■ Work order: The string "POST" appears in some lines of the data. Report how many, with no other words.

App and web page records
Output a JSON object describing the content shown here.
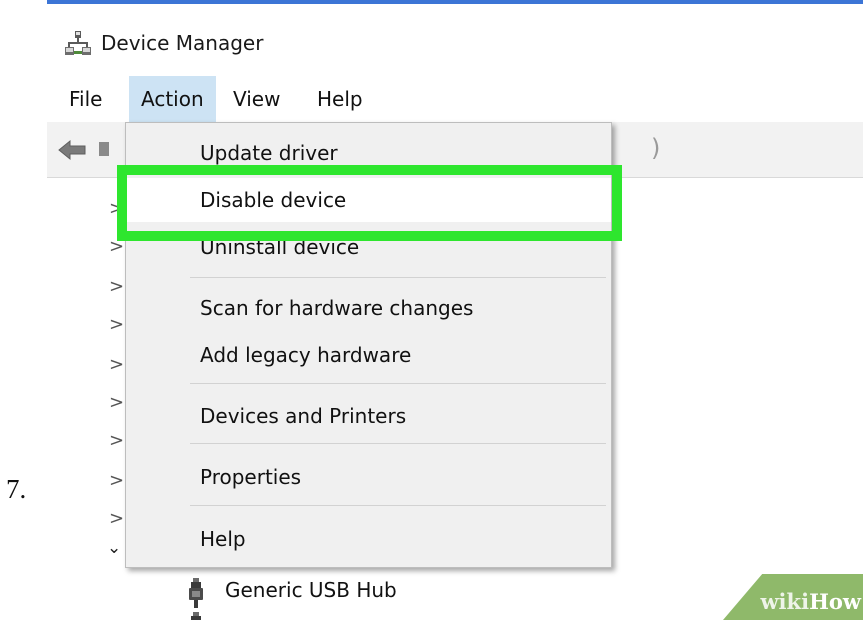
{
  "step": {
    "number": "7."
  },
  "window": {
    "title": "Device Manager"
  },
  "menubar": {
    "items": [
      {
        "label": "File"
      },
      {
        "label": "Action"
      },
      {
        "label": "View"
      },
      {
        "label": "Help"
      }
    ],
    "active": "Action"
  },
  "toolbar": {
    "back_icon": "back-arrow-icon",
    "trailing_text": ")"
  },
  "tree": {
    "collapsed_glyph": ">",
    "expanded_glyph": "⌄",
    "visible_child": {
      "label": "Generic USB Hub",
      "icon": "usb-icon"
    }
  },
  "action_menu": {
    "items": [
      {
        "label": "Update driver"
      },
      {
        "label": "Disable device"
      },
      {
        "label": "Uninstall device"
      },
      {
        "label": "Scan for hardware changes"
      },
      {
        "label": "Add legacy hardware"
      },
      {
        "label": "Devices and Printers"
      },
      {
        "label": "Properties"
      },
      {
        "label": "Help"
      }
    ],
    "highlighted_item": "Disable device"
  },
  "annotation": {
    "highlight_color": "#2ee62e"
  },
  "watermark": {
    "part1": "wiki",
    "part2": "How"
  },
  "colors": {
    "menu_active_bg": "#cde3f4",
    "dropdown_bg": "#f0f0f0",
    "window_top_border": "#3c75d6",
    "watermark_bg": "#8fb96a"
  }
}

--

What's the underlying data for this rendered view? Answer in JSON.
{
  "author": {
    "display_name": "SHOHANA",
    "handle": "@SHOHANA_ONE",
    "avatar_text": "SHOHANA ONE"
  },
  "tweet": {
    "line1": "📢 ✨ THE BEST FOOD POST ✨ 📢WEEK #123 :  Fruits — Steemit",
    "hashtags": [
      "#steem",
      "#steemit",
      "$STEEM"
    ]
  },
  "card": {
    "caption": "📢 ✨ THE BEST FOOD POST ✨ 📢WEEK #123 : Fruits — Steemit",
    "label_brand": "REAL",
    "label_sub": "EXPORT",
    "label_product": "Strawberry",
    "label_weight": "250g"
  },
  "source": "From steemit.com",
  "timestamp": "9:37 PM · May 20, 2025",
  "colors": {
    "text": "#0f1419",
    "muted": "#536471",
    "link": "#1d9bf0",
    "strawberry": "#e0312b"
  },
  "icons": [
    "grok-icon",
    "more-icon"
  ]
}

■ Exercise output: 2